Most movingly has he expressed the old German cordiality: the situations which are sketched with a few rapid strokes are irresistibly powerful; the whole conveys a great historical meaning, for it represents the conflict between a departing and a coming age; between a century of rude but vigorous independence, and one of political tameness.
The double method of feeding is more apparent than real: the crop which fills itself with sugary liquid does not gorge itself with game. This fluid no doubt represents to her some highly-flavoured beverage with which she seasons from time to time the staple diet fetched from the drinking-bar of the flowers, some appetizing condiment or perhaps who knows? some substitute for honey.
Of course, to understand such a system it is necessary to possess the faculties it exercises and the experience it represents. Where life has not reached the level of reflection, religion and philosophy must both be pre-rational; they must remain crudely experimental, unconscious of the limits of excellence and life.
"If you will allow me, I shall look to it now, and say good-night." "What! Oh, you mustn't think of running off in this way," said Ella. "What reason had you for returning at all if you run off at this hour?" "It is getting quite late. I mustn't keep the good people of the Old Bell up on my account," said he. "Besides, a man represents a certain inharmonious element upon such an occasion as this.

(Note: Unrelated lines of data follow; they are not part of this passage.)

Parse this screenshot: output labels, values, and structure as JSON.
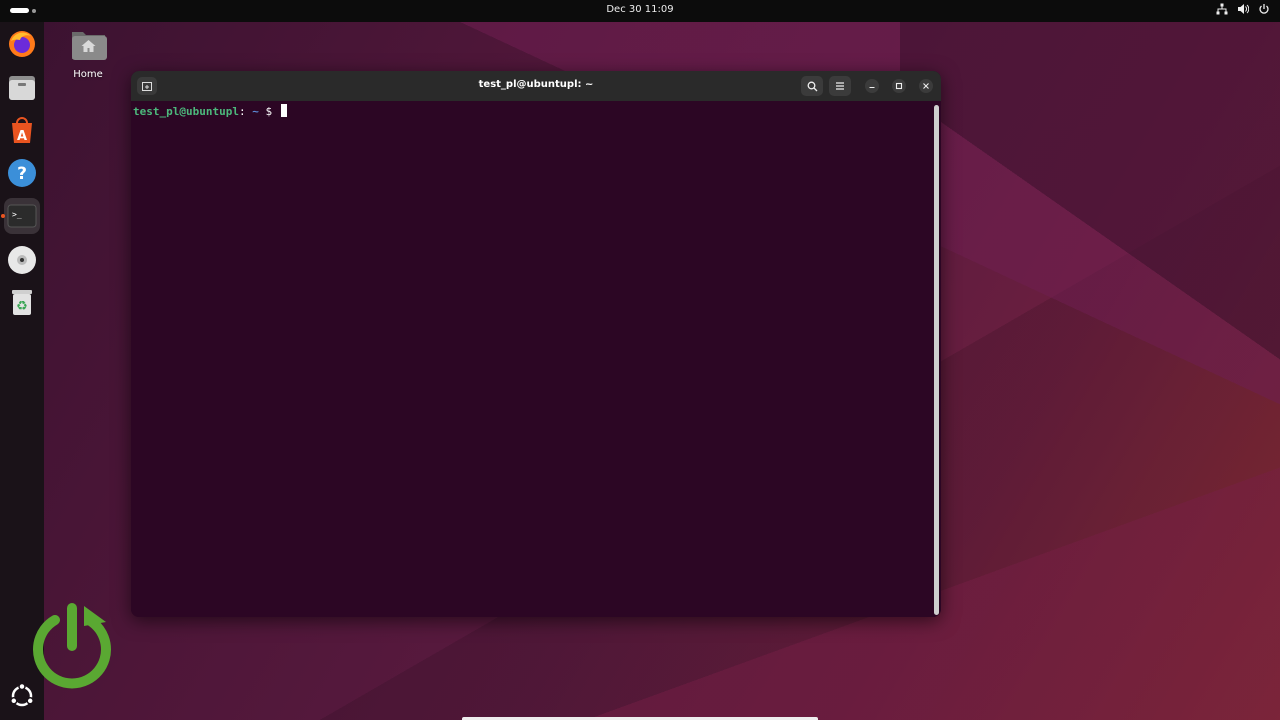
{
  "topbar": {
    "clock": "Dec 30  11:09",
    "tray_icons": [
      "network-icon",
      "volume-icon",
      "power-icon"
    ]
  },
  "dock": {
    "items": [
      {
        "name": "firefox",
        "icon": "firefox-icon"
      },
      {
        "name": "files",
        "icon": "files-icon"
      },
      {
        "name": "app-center",
        "icon": "app-center-icon"
      },
      {
        "name": "help",
        "icon": "help-icon",
        "glyph": "?"
      },
      {
        "name": "terminal",
        "icon": "terminal-icon",
        "glyph": ">_",
        "active": true
      },
      {
        "name": "disc",
        "icon": "disc-icon"
      },
      {
        "name": "trash",
        "icon": "trash-icon",
        "glyph": "♻"
      },
      {
        "name": "show-apps",
        "icon": "ubuntu-logo-icon"
      }
    ]
  },
  "desktop": {
    "home_label": "Home"
  },
  "terminal": {
    "title": "test_pl@ubuntupl: ~",
    "prompt_user": "test_pl@ubuntupl",
    "prompt_sep": ":",
    "prompt_path": "~",
    "prompt_symbol": "$"
  },
  "colors": {
    "accent": "#e95420",
    "terminal_bg": "#2c0624",
    "prompt_user": "#4cb87c",
    "prompt_path": "#5b8ad6",
    "power_logo": "#5aa832"
  }
}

You may even be able to make out that it represents a human figure, or a landscape.
The fifteen languages in which we minister to our people confer upon us an honorable distinction. Each one represents an individuality which cannot be ignored, some spiritual gift which is worth exercising and preserving.
It is supposed that the following metope represents the Centaur Eurytion carrying off Hippodamia. The drapery of the female figure is exquisite. The fourteenth metope represents an Athenian thrown by a Centaur. The Athenian, however, is not idle, having buried a weapon in the left side of his adversary, and attempting to seize a stone with his left hand.
Can any candid and intelligent mind hesitate in determining, which of these best represents the tendency and native character of the poet's genius? Will he not decide that the one was written because the poet would so write, and the other because he could not so entirely repress the force and grandeur of his mind, but that he must in some part or other of every composition write otherwise?
In a general way we assume that the impression always answers to some quality of the object which is perceived, and varies with this; that, for example, our sensation of colour invariably represents the quality of external colour which we attribute to the object.
It usually represents the path by which the discharge escapes from an abscess cavity that has been prevented from closing completely, either from mechanical causes or from the persistent formation of discharge which must find an exit.